Some movies are made to entertain us, others to inform, titillate or provoke. This one seems to have been made expressly for the purpose of winning the Oscars for Best Costume Design and Best Art Direction. It certainly wasn’t produced to give us a rigorously authentic account of Queen Elizabeth I (Cate Blanchett) at the time of the Spanish Armada or a deeply insightful examination of England’s Virgin Queen as a human being. While 1998’s Elizabeth was fairly sober-sided historical drama, director Shekhar Kapur has this time offered up As Ye Olde World Turns.
The film starts in 1585 with Catholic Spain and Protestant England glaring across the Channel and calling each other nasty names. The fanatically devout Spanish King, Phillip II (Jordi Mollà), sees the English Queen as a mortal threat (or an obstacle to his ambitions) and appears to be conspiring with Elizabeth’s cousin, the deposed Mary Stuart (Samantha Morton), the true Queen in the eyes of Rome, to remove her from the throne. Back home she has to deal with advisors who see every English Catholic as a potential Spanish spy and their queen’s lack of a husband or heir as worrisome as well.
As Elizabeth entertains suitors from various royal houses around Europe, a Catholic plot to assassinate her, apparently with the backing of her cousin, Mary, takes shape. Into this strides Sir Walter Raleigh (Clive Owen), looking like he stepped off the cover of a romance novel. Intrigued by the explorer, she encourages her favorite lady-in-waiting, Elizabeth Throckmorton, whom she calls “Bess” (Abbie Cornish), to pursue him on the Queen’s behalf, beginning a ticklish triangular relationship.
In the meantime, the Spanish conspiracy is getting uncomfortably close. Bess’ brother is exposed as a member and executed, driving her to seek comfort from Raleigh, the kind of comfort that produces a baby out of wedlock. The Queen’s closest advisor, Francis Walsingham (Geoffrey Rush), discovers his own brother is also a member of the plot.
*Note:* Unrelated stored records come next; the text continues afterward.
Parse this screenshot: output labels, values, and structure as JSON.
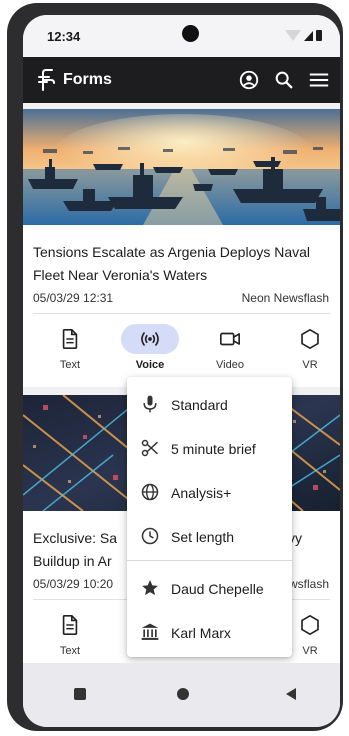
{
  "status_bar": {
    "time": "12:34"
  },
  "app_bar": {
    "title": "Forms",
    "icons": [
      "forms-logo-icon",
      "account-circle-icon",
      "search-icon",
      "menu-icon"
    ]
  },
  "articles": [
    {
      "image": "naval-fleet-illustration",
      "headline": "Tensions Escalate as Argenia Deploys Naval Fleet Near Veronia's Waters",
      "date": "05/03/29 12:31",
      "source": "Neon Newsflash",
      "actions": [
        {
          "label": "Text",
          "icon": "document-icon"
        },
        {
          "label": "Voice",
          "icon": "broadcast-icon",
          "selected": true
        },
        {
          "label": "Video",
          "icon": "video-camera-icon"
        },
        {
          "label": "VR",
          "icon": "hexagon-icon"
        }
      ]
    },
    {
      "image": "neon-city-aerial-illustration",
      "headline_visible_left": "Exclusive: Sa",
      "headline_visible_right": "vy",
      "headline_line2_visible": "Buildup in Ar",
      "date_visible": "05/03/29 10:20",
      "source_visible": "ewsflash",
      "actions": [
        {
          "label": "Text",
          "icon": "document-icon"
        },
        {
          "label": "VR",
          "icon": "hexagon-icon"
        }
      ]
    }
  ],
  "voice_menu": {
    "items": [
      {
        "label": "Standard",
        "icon": "microphone-icon"
      },
      {
        "label": "5 minute brief",
        "icon": "scissors-icon"
      },
      {
        "label": "Analysis+",
        "icon": "globe-icon"
      },
      {
        "label": "Set length",
        "icon": "clock-icon"
      },
      {
        "label": "Daud Chepelle",
        "icon": "star-icon"
      },
      {
        "label": "Karl Marx",
        "icon": "museum-icon"
      }
    ]
  },
  "nav_bar": {
    "icons": [
      "back-square-icon",
      "home-circle-icon",
      "recents-triangle-icon"
    ]
  },
  "colors": {
    "app_bar": "#1d1d1f",
    "selected_pill": "#d4dcf8",
    "background": "#f1f1f4"
  }
}
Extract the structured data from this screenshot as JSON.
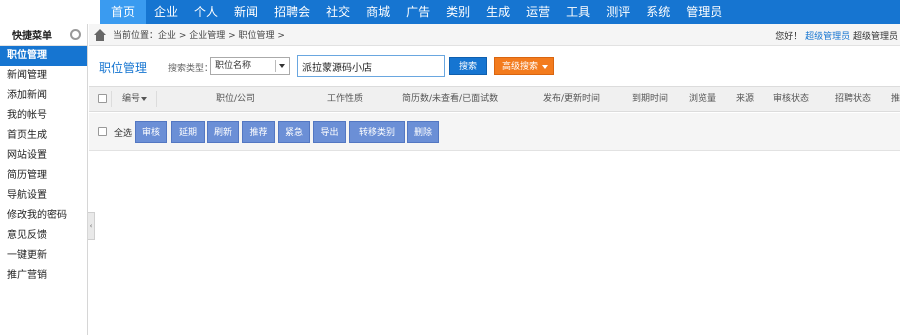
{
  "topnav": {
    "items": [
      "首页",
      "企业",
      "个人",
      "新闻",
      "招聘会",
      "社交",
      "商城",
      "广告",
      "类别",
      "生成",
      "运营",
      "工具",
      "测评",
      "系统",
      "管理员"
    ]
  },
  "sidebar": {
    "title": "快捷菜单",
    "items": [
      "职位管理",
      "新闻管理",
      "添加新闻",
      "我的帐号",
      "首页生成",
      "网站设置",
      "简历管理",
      "导航设置",
      "修改我的密码",
      "意见反馈",
      "一键更新",
      "推广营销"
    ]
  },
  "breadcrumb": {
    "text": "当前位置：企业 > 企业管理 > 职位管理 >",
    "welcome_prefix": "您好！",
    "admin_name": "超级管理员",
    "welcome_suffix": "超级管理员"
  },
  "search": {
    "title": "职位管理",
    "type_label": "搜索类型：",
    "type_value": "职位名称",
    "query": "派拉蒙源码小店",
    "search_button": "搜索",
    "advanced_button": "高级搜索"
  },
  "table": {
    "columns": [
      "编号",
      "职位/公司",
      "工作性质",
      "简历数/未查看/已面试数",
      "发布/更新时间",
      "到期时间",
      "浏览量",
      "来源",
      "审核状态",
      "招聘状态",
      "推"
    ]
  },
  "actions": {
    "select_all": "全选",
    "buttons": [
      "审核",
      "延期",
      "刷新",
      "推荐",
      "紧急",
      "导出",
      "转移类别",
      "删除"
    ]
  },
  "colors": {
    "primary": "#1675d1",
    "accent_orange": "#f37b1d",
    "action_button": "#6b8fd6"
  }
}
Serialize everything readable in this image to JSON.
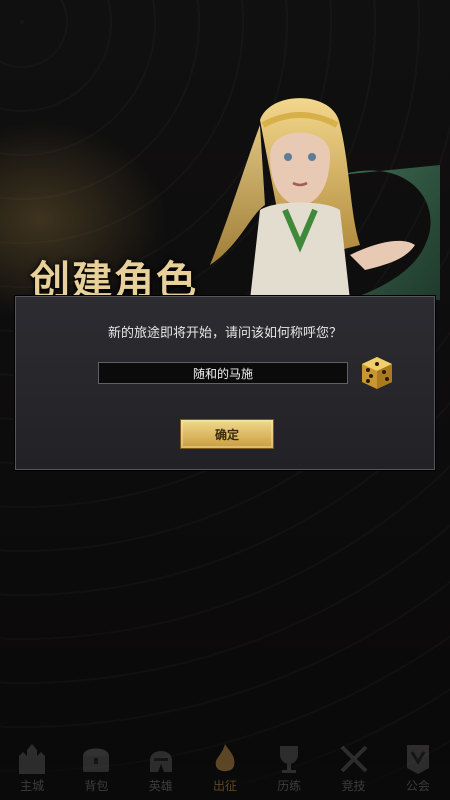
{
  "screen": {
    "title": "创建角色"
  },
  "dialog": {
    "prompt": "新的旅途即将开始，请问该如何称呼您？",
    "name_value": "随和的马施",
    "confirm_label": "确定",
    "dice_icon": "dice-icon"
  },
  "bottom_nav": {
    "items": [
      {
        "label": "主城",
        "icon": "castle-icon"
      },
      {
        "label": "背包",
        "icon": "chest-icon"
      },
      {
        "label": "英雄",
        "icon": "helmet-icon"
      },
      {
        "label": "出征",
        "icon": "flame-icon",
        "active": true
      },
      {
        "label": "历练",
        "icon": "trophy-icon"
      },
      {
        "label": "竞技",
        "icon": "crossed-swords-icon"
      },
      {
        "label": "公会",
        "icon": "banner-icon"
      }
    ]
  },
  "colors": {
    "gold": "#e8d09a",
    "button_gold": "#d8b45a",
    "dialog_bg": "#27272b"
  }
}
The real probably with this movie is simply that it fails to find a balance between the Raleigh, Bess and Elizabeth story and the momentous historical events that frankly ought to be the chief focus of the film. According to what’s on the screen, most of Elizabeth’s decisions in this period were influenced by a case of the screaming thigh sweats for Raleigh. For his part, the famous explorer is less of character than a walking testosterone spill. Clive Owen does his level best to invest him with some depth but he can’t manufacture what doesn’t exist in a script that seems to buy into every fantastic legend that Raleigh ever invented about himself.
Cate Blanchett is superb in the role that now seems to be a rite of passage for British film actresses. Seriously, how many movies about this particular monarch have there been in the last decade alone? Helen Mirren hit the daily double by playing both Queens Elizabeth in successive movies. Blanchett certainly deserves the Best Actress nomination for this role, but it was mostly in the service of a movie that doesn’t know what it’s about. It’s a damn shame that so much time, effort and craft was put into a project with so little sense of direction.
For all the criticism that this movie received for its soapy plot and questionable historicity, one charge that it did not deserve is being anti-Catholic. True, King Phillip II of Spain is shown as being a religious fanatic with dreams of conquest, but only because he was. To believe that people can’t tell the difference between the Catholic Church today and what it was in Spain during the wars of the Protestant Reformation is condescending at best, insulting at worst.